We’re featuring a guest blog to share an inside-look at our Rural Civic Action Program (RCAP). RCAP is a joint program with the Agricultural Leadership, Education and Communication Department at UNL. Throughout the academic semester, undergraduate fellows enrolled in a leadership class connect with middle and high school students in rural communities to identify community assets and liabilities, then create and implement substantive service learning projects to address genuine community needs. Elizabeth Potter is currently a senior Agricultural Leadership, Education and Communication major and in the middle of her RCAP project.
By Elizabeth Potter
I began working with Civic Nebraska this spring semester for my Agricultural Leadership class. I had no idea what to expect for the class and was surprised the first day to discover what we would be doing. We would be going into rural communities surrounding Lincoln and leading our very own service learning project. On top of that, my partner and I were the only group to have middle school students, which made us both excited for as well as a little nervous! We have been working with the community of Weeping Water, specifically within their school to help facilitate a Service Learning project. My partner Chris and I go to Mrs. Roehl’s 7th grade class and educate them on the different ways they can be an assets to their community.
After brainstorming several ideas, the students decided they wanted to impact the community of children’s hospital. While it surprised me that they didn’t pick something more local, the students reminded me that their community can be defined as where you choose it to be. After the project was picked, the students’ imaginations took off. I was genuinely touched with the amount of empathy they were showing and how they have made this project their own. One of my favorite answers that I got when asking the kids how we could implement our service learning project was from a student named Nicholas saying, ” We can help the kids feel normal because they probably don’t feel that way since they are in the hospital all the time.”
We are set to tour Children’s Hospital in April and also have gotten the students to put up posters in their school to raise awareness for children facing illness as well as collect donations for our gift baskets. Through Civic Nebraska, UNL, and the Rural Futures Institute, I have gained great experience in learning the best way to help set others up for success.

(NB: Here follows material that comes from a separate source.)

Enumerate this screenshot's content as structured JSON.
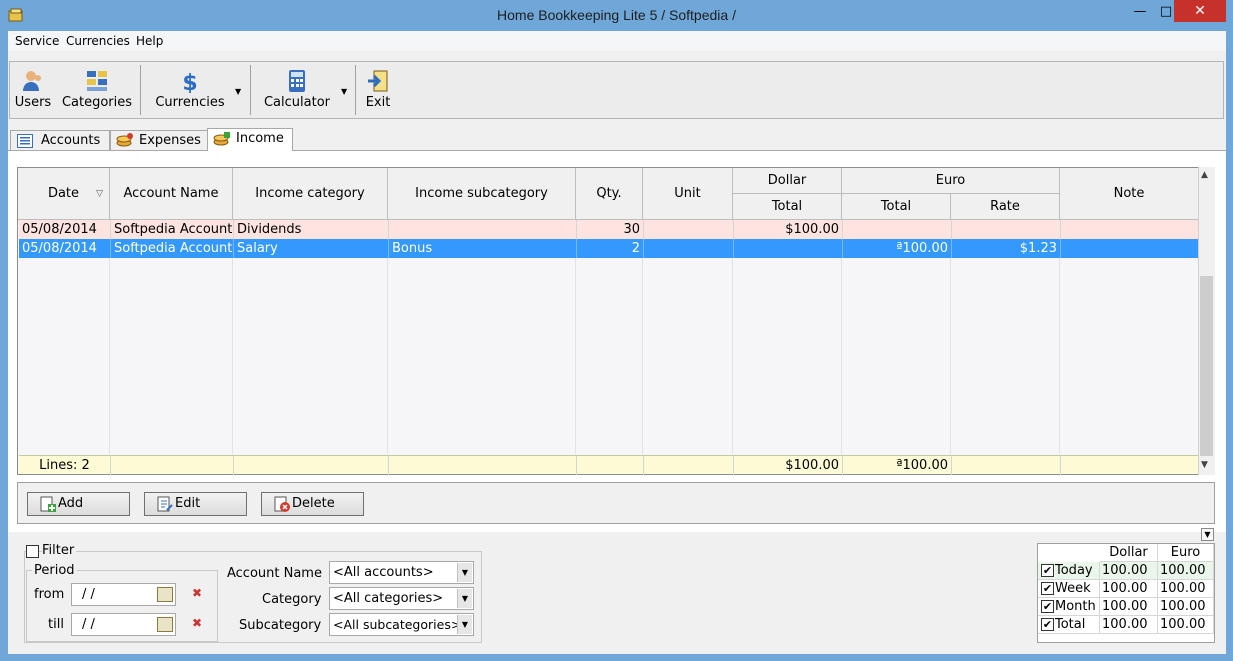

Friday mornings – the days Chris and I rotate between visiting Weeping Water and having Rural Civic Action Program class meetings at UNL – have become one of my favorite times because I get to interact with the class and see how excited they are to go help others. This class has grown and stretched me in ways that I didn’t think were possible, and I feel like I have learned more from the kids than they’ve learned from me!